They do this by allowing improved delivery of the message. Such as providing context, enhancing dialogue and uplifting an otherwise impoverished form of expression. Hashtags allow the author and the reader to reach beyond the limitations of non-verbal, faceless communication.

However, used on their own #hashtags can be:

hashtags

Jasmine Henry, writing for ragan.com, suggests six areas of social media etiquette where businesses (and I think people in general) should use caution when wielding the might of the hashtag.

Jasmine writes:

First, beware of using ‘too many hashtags. Overuse is annoying and can be difficult to read’.

Second, be careful of the ‘irrelevant use of hashtags.’ There’s no need to hashtag every post.

Third, proper social media etiquette requires a limit of only ‘three to four words’ behind a hashtag. This allows for improved readability.

Fourth, don’t ‘over promote a self-made hashtag‘. Be careful you’re not over stating what is obvious to the reader.

Fifth, understand the mechanics behind hashtags. ‘Be considerate of the trend in order to avoid looking like you are jumping into a pre-existing conversation without having something relevant to contribute to that conversation.’

Lastly, be sure that the hashtag relates to the trend. Avoid ‘hashtag sampling, by misusing or miscalculating the contextual meaning within a hashtag trend’

The Church would do well to not overlook the usefulness, significance and potential of hashtags. Their use allows for bridge building as the hashtag mechanics can carry the message further. One outcome suggested by a hypothetical scenario might be when a person in need of encouragement lands upon a ”trend” directing them back to the Gospel, or the sender opening up opportunity for fellowship, responsible care and/or contextual mission.
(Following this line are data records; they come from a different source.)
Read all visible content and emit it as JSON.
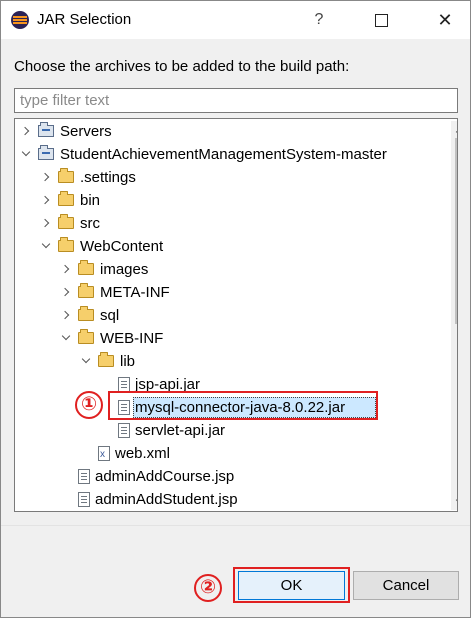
{
  "window": {
    "title": "JAR Selection",
    "help_icon": "?",
    "close_icon": "✕"
  },
  "prompt": "Choose the archives to be added to the build path:",
  "filter": {
    "placeholder": "type filter text",
    "value": ""
  },
  "tree": {
    "items": [
      {
        "label": "Servers",
        "icon": "project-folder-icon",
        "state": "collapsed",
        "level": 0
      },
      {
        "label": "StudentAchievementManagementSystem-master",
        "icon": "project-icon",
        "state": "expanded",
        "level": 0
      },
      {
        "label": ".settings",
        "icon": "folder-icon",
        "state": "collapsed",
        "level": 1
      },
      {
        "label": "bin",
        "icon": "folder-icon",
        "state": "collapsed",
        "level": 1
      },
      {
        "label": "src",
        "icon": "folder-icon",
        "state": "collapsed",
        "level": 1
      },
      {
        "label": "WebContent",
        "icon": "folder-icon",
        "state": "expanded",
        "level": 1
      },
      {
        "label": "images",
        "icon": "folder-icon",
        "state": "collapsed",
        "level": 2
      },
      {
        "label": "META-INF",
        "icon": "folder-icon",
        "state": "collapsed",
        "level": 2
      },
      {
        "label": "sql",
        "icon": "folder-icon",
        "state": "collapsed",
        "level": 2
      },
      {
        "label": "WEB-INF",
        "icon": "folder-icon",
        "state": "expanded",
        "level": 2
      },
      {
        "label": "lib",
        "icon": "folder-icon",
        "state": "expanded",
        "level": 3
      },
      {
        "label": "jsp-api.jar",
        "icon": "jar-file-icon",
        "state": "leaf",
        "level": 4
      },
      {
        "label": "mysql-connector-java-8.0.22.jar",
        "icon": "jar-file-icon",
        "state": "leaf",
        "level": 4,
        "selected": true
      },
      {
        "label": "servlet-api.jar",
        "icon": "jar-file-icon",
        "state": "leaf",
        "level": 4
      },
      {
        "label": "web.xml",
        "icon": "xml-file-icon",
        "state": "leaf",
        "level": 3
      },
      {
        "label": "adminAddCourse.jsp",
        "icon": "jsp-file-icon",
        "state": "leaf",
        "level": 2
      },
      {
        "label": "adminAddStudent.jsp",
        "icon": "jsp-file-icon",
        "state": "leaf",
        "level": 2
      }
    ]
  },
  "annotations": {
    "step1": "①",
    "step2": "②",
    "color": "#e02020"
  },
  "buttons": {
    "ok": "OK",
    "cancel": "Cancel"
  },
  "colors": {
    "selection": "#cce8ff",
    "accent": "#0078d7"
  }
}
Some of us might be unaware of this ”etiquette”, since a lot of people are all awkwardly still working out how to use this technology in community. I had some idea, but it wasn’t until I looked more into it that I realised the use of hashtags is actually not a bad thing.

The fuss in using hashtags appears to involve nothing more than concerns about their overuse and the uncertainly of their usefulness, significance and potential.

These are also important points here that can be made about how this relates to pastoral care and evangelism in an online mirco-blogging environment. For instance, hashtags can avoid a passive aggressive tone when presenting shared material. In a pre-emptive sense, used properly hashtags have the potential to defuse rather than ignite misgivings about the Church, the Bible and God.

As long as the mechanics are understood and not hindered by their programmers or our own poorly considered words, the hashtag allows a way for us to reinforce the context of what we are trying to say. As result we have a way to overcome the limitations of faceless-expressionless communication and the obstacle of misunderstandings unique to social media.

 

hashtag Merriam_Webster

Image: Merriam-Webster

 

Source:

Henry, J. 2012 The 6 most irritating ways to use hashtags on Twitter, sourced from ragan.com